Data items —
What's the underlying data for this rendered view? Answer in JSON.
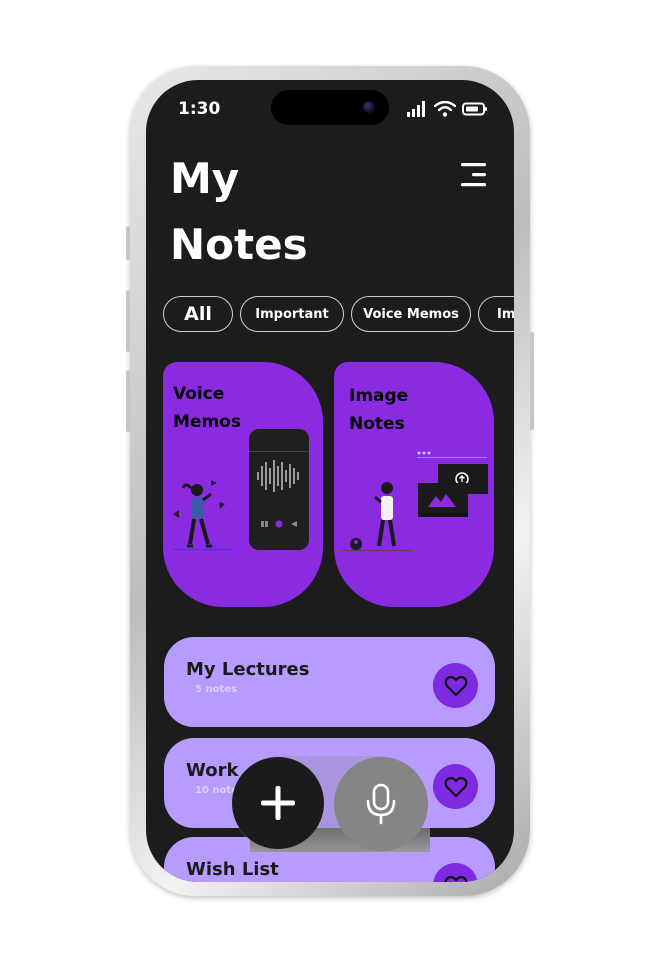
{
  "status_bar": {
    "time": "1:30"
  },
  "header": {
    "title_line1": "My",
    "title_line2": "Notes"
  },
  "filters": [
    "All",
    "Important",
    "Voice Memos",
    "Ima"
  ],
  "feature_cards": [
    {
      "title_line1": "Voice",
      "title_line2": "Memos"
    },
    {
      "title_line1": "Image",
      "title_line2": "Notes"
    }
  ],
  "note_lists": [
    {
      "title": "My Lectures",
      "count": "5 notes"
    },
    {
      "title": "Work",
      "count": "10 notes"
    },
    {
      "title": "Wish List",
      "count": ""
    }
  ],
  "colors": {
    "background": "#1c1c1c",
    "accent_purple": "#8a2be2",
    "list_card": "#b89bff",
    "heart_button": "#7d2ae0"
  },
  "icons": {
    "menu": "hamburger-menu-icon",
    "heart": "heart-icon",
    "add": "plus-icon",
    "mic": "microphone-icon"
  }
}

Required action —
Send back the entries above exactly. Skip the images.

Result —
What's the underlying data for this rendered view? Answer in JSON.
{
  "status_bar": {
    "time": "1:30"
  },
  "header": {
    "title_line1": "My",
    "title_line2": "Notes"
  },
  "filters": [
    "All",
    "Important",
    "Voice Memos",
    "Ima"
  ],
  "feature_cards": [
    {
      "title_line1": "Voice",
      "title_line2": "Memos"
    },
    {
      "title_line1": "Image",
      "title_line2": "Notes"
    }
  ],
  "note_lists": [
    {
      "title": "My Lectures",
      "count": "5 notes"
    },
    {
      "title": "Work",
      "count": "10 notes"
    },
    {
      "title": "Wish List",
      "count": ""
    }
  ],
  "colors": {
    "background": "#1c1c1c",
    "accent_purple": "#8a2be2",
    "list_card": "#b89bff",
    "heart_button": "#7d2ae0"
  },
  "icons": {
    "menu": "hamburger-menu-icon",
    "heart": "heart-icon",
    "add": "plus-icon",
    "mic": "microphone-icon"
  }
}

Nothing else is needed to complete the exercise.